The remake is a good enough patch on the original, with some amazing performances (including the basically new character in Charlie (Ben Foster), Wade's second) but it also alters the overall structure a bit by starting us with the son and then a direct attack (which adds a new element to the story--more on that below) on Evans' property. This is the setup for a vengeance plot that doesn't follow... Which actually puts the audience in a weird position; we, too, can be disappointed in Evans (Christian Bale).
The movie is hitting things a bit too much on the nose right off, though, with Evans' son's overt... not just disappointment but disapproval. "I ain't ever walking in your shoe," he tells his father. Also, despite Ebert's bit above about this not having "pointless violence" the robbery at the start of the film is not the understated scene that we got in the original but an over-the-top bit with a coach-mounted gatling gun, explosives and a big crash. Picking off the wounded provides an opening into Charlie's character, but the chaos of the robbery detracts from the character of Wade (Russsell Crowe) a bit. He was just sitting around sketching a hawk, and he sits astride his horse watching the action unfold. But, there is a sense of things not going as planned. This Wade is not as on top of things as Ford's was. He's more intense but not, at least initially, as charming. He doesn't charm the female bartender here but almost forces himself on her.
In fact, this film reverses the kind/not kind opposition of Evans and Wade. Crowe's Wade seems more conniving, like he's manipulating everybody rather than, as with Ford's Wade, just being so charming that everyone listens to him outright.
It also adds a new element to Evans' money troubles by making a subplot out of his owing money to a businessman who is present in the film instead of less specific money troubles. Just as long as Evans still ends up doing what he's doing because he feels he must, this more explicit intrusion of moneyed interests seems a distraction.
Apache and Chinese labor camp tangents are distractions as well.
The biggest problem, in comparing these two versions of the same story, is that Ben Wade in the original comes across as an ok guy; Evans has good reason to keep him from being killed instead of going to prison. Here, by extending their road trip, the film gives Wade the chance to murder two men in front of Evans, making his badness less ambiguous.
(There's a great little moment in the original that is lost here. Wade, in the original, picks up a small rug from the floor and puts it on the bed to put his feet up, realizes he still has on his spurs and removes them. Here, we just have Wade with his boots up--do any of these men even wear spurs?)

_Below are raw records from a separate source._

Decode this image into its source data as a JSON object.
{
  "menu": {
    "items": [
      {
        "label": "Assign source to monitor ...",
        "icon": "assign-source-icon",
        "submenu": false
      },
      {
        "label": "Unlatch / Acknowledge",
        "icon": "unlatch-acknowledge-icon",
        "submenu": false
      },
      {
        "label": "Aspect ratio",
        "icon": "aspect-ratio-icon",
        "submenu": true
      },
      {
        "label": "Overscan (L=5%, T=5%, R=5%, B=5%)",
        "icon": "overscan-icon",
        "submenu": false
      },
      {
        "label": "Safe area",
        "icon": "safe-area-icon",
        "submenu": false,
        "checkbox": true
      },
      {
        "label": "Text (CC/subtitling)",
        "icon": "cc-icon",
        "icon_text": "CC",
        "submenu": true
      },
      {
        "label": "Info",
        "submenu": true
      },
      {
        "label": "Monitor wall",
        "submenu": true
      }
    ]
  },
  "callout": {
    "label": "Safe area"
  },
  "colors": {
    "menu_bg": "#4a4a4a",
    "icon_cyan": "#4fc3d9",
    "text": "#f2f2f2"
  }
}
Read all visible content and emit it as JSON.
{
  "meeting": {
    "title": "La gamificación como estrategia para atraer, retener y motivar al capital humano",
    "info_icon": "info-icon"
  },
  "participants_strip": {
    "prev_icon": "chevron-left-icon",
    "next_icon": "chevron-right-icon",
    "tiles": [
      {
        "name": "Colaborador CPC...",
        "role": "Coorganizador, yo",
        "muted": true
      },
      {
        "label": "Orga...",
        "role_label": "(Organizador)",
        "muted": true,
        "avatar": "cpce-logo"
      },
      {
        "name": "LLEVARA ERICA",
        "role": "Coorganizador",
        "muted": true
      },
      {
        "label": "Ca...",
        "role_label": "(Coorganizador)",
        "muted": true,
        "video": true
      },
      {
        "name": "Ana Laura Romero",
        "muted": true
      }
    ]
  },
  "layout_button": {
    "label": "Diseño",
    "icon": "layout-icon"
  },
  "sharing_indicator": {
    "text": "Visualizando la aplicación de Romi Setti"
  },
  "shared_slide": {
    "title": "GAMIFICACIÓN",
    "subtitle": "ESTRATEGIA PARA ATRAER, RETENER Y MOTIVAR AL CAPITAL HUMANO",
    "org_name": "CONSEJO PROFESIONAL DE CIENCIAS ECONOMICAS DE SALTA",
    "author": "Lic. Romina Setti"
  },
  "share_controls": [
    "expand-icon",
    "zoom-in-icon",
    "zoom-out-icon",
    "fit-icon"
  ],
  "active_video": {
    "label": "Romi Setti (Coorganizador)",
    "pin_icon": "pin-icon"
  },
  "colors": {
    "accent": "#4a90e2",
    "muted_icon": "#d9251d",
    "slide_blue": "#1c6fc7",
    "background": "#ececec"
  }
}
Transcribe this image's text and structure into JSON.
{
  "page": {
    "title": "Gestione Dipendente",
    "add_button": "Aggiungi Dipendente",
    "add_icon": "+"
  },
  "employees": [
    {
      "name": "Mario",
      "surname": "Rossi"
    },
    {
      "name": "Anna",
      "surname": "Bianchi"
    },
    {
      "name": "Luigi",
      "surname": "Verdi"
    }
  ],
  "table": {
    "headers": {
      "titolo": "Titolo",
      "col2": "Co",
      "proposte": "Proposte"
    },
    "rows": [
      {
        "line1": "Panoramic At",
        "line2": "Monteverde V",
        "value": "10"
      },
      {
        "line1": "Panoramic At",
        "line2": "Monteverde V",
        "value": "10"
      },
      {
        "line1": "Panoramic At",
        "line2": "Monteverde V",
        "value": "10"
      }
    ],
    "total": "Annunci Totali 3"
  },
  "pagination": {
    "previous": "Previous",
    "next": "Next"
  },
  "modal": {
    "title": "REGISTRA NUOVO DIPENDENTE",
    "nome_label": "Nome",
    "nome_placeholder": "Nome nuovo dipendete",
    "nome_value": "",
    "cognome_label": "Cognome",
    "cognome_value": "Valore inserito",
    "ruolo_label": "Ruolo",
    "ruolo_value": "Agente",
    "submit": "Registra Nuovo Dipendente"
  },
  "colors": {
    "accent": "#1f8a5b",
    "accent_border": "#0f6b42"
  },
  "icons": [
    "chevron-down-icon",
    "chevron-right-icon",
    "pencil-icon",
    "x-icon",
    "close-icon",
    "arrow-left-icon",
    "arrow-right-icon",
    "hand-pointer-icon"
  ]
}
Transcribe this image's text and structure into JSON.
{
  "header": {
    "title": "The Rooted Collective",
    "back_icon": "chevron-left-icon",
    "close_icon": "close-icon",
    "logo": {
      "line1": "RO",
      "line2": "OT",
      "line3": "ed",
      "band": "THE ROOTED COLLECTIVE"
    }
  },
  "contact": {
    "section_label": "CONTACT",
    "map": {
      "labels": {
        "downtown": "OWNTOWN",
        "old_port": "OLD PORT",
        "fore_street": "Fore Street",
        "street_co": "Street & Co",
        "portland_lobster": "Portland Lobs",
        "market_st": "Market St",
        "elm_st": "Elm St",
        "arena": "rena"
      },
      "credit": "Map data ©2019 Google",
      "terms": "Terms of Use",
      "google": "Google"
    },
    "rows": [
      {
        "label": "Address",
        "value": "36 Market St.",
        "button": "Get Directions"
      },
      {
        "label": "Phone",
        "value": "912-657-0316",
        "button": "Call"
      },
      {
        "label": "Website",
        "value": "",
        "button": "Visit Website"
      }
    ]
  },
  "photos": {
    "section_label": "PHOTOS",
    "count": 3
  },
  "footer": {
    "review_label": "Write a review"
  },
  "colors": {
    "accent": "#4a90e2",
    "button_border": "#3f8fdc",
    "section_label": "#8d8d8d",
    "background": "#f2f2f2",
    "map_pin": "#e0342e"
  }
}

Speaking of badness, Charlie and Wade's other men certainly kill a lot of people, and publically renege on deals. Wade asks Dan why he and his son should die because the railroad lost some money, but this is not just about money. In the original, Wade is more believable as the kind of character Evans' son would idealize in dime novels, yet it is here than Evans' son does so.
Wade turning on Dan on the way from the hotel to the station--and Dan's subsequent revelation--this is no match for Wade's respect for Dan and his willing jump onto the train in the original. This Wade is interesting--and Crowe is a better performer--but that Wade was more interesting.
Ebert, R. (2007, September 6). 3:10 to Yuma [Review]. RogerEbert.com Retrieved from http://www.rogerebert.com/reviews/310-to-yuma-2007
Metcalf, S. (2006, July 6). The Worst Best Movie: Why on earth did The Searchers get canonized? Slate. Retrieved from http://www.slate.com/articles/arts/the_dilettante/2006/07/the_worst_best_movie.html
Wright, W. (1975). Sixguns & Society: A Structural Study of the Western. Berkeley, CA: University of California Press.